Let’s go for a walk. We lace up our comfy old walking shoes, aim for a scenic flat-surfaced road, and set out to increase our heart rate and muscle tone. With no conscious effort at all, our bones and joints and muscles engage as one miraculous mechanical unit. They propel us forward, as intended, with perfectly syncopated balance and strength. That is, until the pain starts.
Sometimes it’s a dull ache in the hips, or a “slippery”, unstable feeling in the knees that gives you concern while descending the stairs. Walking, especially for longer distances, may cause an uneven cadence or a limp. Ibuprofen and anti-inflammatories can work wonders to reduce discomfort. However, when the pain keeps you up at night and it’s difficult to rise from sitting, it is time to see the doctor.
Your orthopedic specialist in Guatemala City will inquire about your symptoms and perform a physical examination. X-ray images may show loss of the cartilage and a “bone-on-bone” appearance. Bone spurs and bone cysts are commonly seen on high-resolution diagnostic scans like magnetic resonance imaging (MRI) or computed tomography (CT) scans. The goal of arthroscopic or joint replacement surgery (arthroplasty) is to relieve pain and increase the mobility and function of a damaged joint. It is usually considered only when other methods, such as physical therapy, exercise, and medications have failed.

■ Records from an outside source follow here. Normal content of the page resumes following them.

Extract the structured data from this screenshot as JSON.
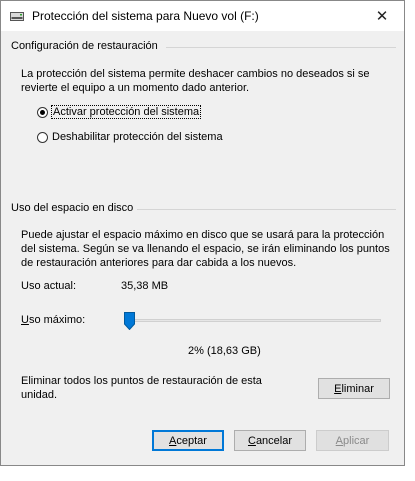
{
  "window": {
    "title": "Protección del sistema para Nuevo vol (F:)",
    "close_glyph": "✕"
  },
  "restore_settings": {
    "group_title": "Configuración de restauración",
    "description": "La protección del sistema permite deshacer cambios no deseados si se revierte el equipo a un momento dado anterior.",
    "options": [
      {
        "label": "Activar protección del sistema",
        "selected": true
      },
      {
        "label": "Deshabilitar protección del sistema",
        "selected": false
      }
    ]
  },
  "disk_usage": {
    "group_title": "Uso del espacio en disco",
    "description": "Puede ajustar el espacio máximo en disco que se usará para la protección del sistema. Según se va llenando el espacio, se irán eliminando los puntos de restauración anteriores para dar cabida a los nuevos.",
    "current_label": "Uso actual:",
    "current_value": "35,38 MB",
    "max_label_first": "U",
    "max_label_rest": "so máximo:",
    "slider_value_percent": 2,
    "slider_readout": "2% (18,63 GB)",
    "delete_text": "Eliminar todos los puntos de restauración de esta unidad.",
    "delete_button_first": "E",
    "delete_button_rest": "liminar"
  },
  "footer": {
    "ok_first": "A",
    "ok_rest": "ceptar",
    "cancel_first": "C",
    "cancel_rest": "ancelar",
    "apply_first": "A",
    "apply_rest": "plicar"
  },
  "colors": {
    "accent": "#0078d7",
    "dialog_bg": "#f0f0f0",
    "disabled_text": "#8a8a8a"
  }
}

The materials used in artificial joints vary, depending on the type of joint being replaced and how it needs to function. Hip joints, for example, need to be sturdy and able to bear your body’s weight evenly. Knee joints need to be flexible as well as strong. In general, the components must be durable, flexible and able to function in the body without causing an immune system reaction. The implants used for hip and knee replacements in Guatemala are imported from the finest manufacturers in the world, usually ceramic on plastic and always biocompatible, meaning they’re designed to be accepted by your body. You can depend on pain-free function for twenty years or more.
Arthroscopy is a common surgical procedure in which a joint (arthro-) is viewed (-scopy) using a small camera. During the procedure, your orthopedic surgeon inserts the arthroscope, a small camera instrument about the size of a pencil, into your knee joint. The arthroscope sends the image to a high-definition monitor so that your surgeon can see the structures of the knee in great detail. Arthroscopy is a very effective tool that allows your surgeon to feel, repair, or remove damaged tissue. According to the American Orthopedic Society for Sports Medicine, more than 4 million knee arthroscopies are performed worldwide each year.
Recovery is a breeze at the Guatemala Medical Travel recovery guest house in Antigua, known as Casa Muriel. You will be up and walking 24 hours after surgery, return to the house that same day, and enjoy a stress-free recovery. Your RN nurse will check the wound, and the physical therapist monitors your comfort and mobility until the stitches are removed and you can return home.
Guatemalan orthopedic surgeons offer the perfect balance of cutting-edge technical instrumentation, the latest biotech materials, and many years of global training with extensive practical experience. You will see them, together with local and international patients, striding gracefully and confidently into the future.